I wish I could give my kids the three-course dinner gum from Willy Wonka minus the whole turning into a giant blueberry part. Somebody please make that happen while my kids are still young. It would make dinner time so much easier. I wouldn’t have to cook a meal that no one will eat while simultaneously keeping my kids from killing each other and burning down the house in the process.

It’s no wonder that there are people who love cooking and then there are parents.

 

And So It Begins…

The day my three year old started preschool was a momentous moment in my motherhood career. I was finally going to get a little break and a breather while she was at school for three glorious, whine-free hours. I wasn’t going to be one of those moms crying her eyes out because she couldn’t leave her child, but I was going to be one of those moms with tears of joy streaming down her face doing a happy dance of freedom.

happy dance

Just like this

The morning of my daughter’s first day, she got dressed, donned her horsey backpack, and stood in front of the fireplace to have her picture taken. Once she would finally listen to my direction, and I was able to get a good one, we then took another one standing by the front door. And another one next to the car. Now that I think about it, I was trying to stop time, capture every moment before she was officially a student.

Driving her to school, I was nervous. How would she do at drop off? She’d never been to daycare and had only been left with family members up until then. Would she cry and scream? Throw a tantrum? To calm my nerves, I turned on the music. And wouldn’t you know it, that damn Frozen soundtrack was playing. Of course it was on, Let it Go. Of course.

let it go

But not the movie version, the Demi Lovato version, which made it all even worse. My eyes filled with tears. What the hell was wrong with me? I told myself I wasn’t going to cry. And there I was driving my daughter to her first day of school, realizing that this was the beginning of the end, and she’d be off to college before I knew it. Which doesn’t sound all that bad now, but let’s face it, it’s terrible. I’ll be so old and exhausted by then, that is, if I even survive the teenage years.

It was not so long ago that my little girl was a little baby, and now she was going to school for the first time, and the enormity hit me like a gust of icy wind. Here I was releasing her into the real world, sending her off to make her own path, and it was too much to process. Luckily, whenever I get emotional and overwhelmed by the feelings of motherhood, my kids know just how to distract me by having a complete meltdown or needing one of their million needs met. They keep me from over-thinking things, or thinking things at all, really.

So by the time we pulled into the parking lot, my avalanche of emotion stopped short by their cries to get out of their seats, and I was able to collect myself. We went inside her classroom, only after taking more pictures outside the door. Everything went well. She didn’t cry, she wasn’t afraid, she was a little unsure, but it didn’t stop her from sitting at the table and playing with the freshly made playdough. It went better than I imagined. She was ready, the only thing I had to do was let. her. go. Oh god, here come the waterworks again. Damn hormones.

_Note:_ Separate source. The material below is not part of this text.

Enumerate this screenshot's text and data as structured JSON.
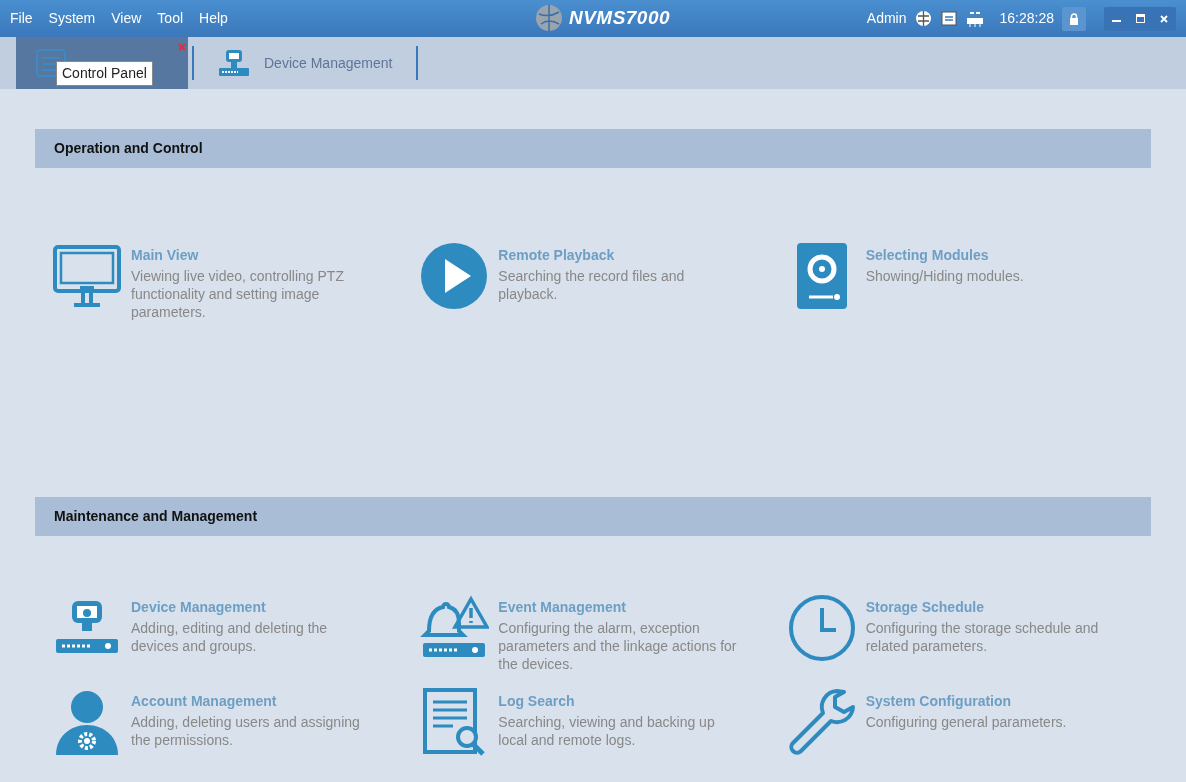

And so begins her journey to success, and Mummy’s journey to freedom.

Why I Cried

Why I Cried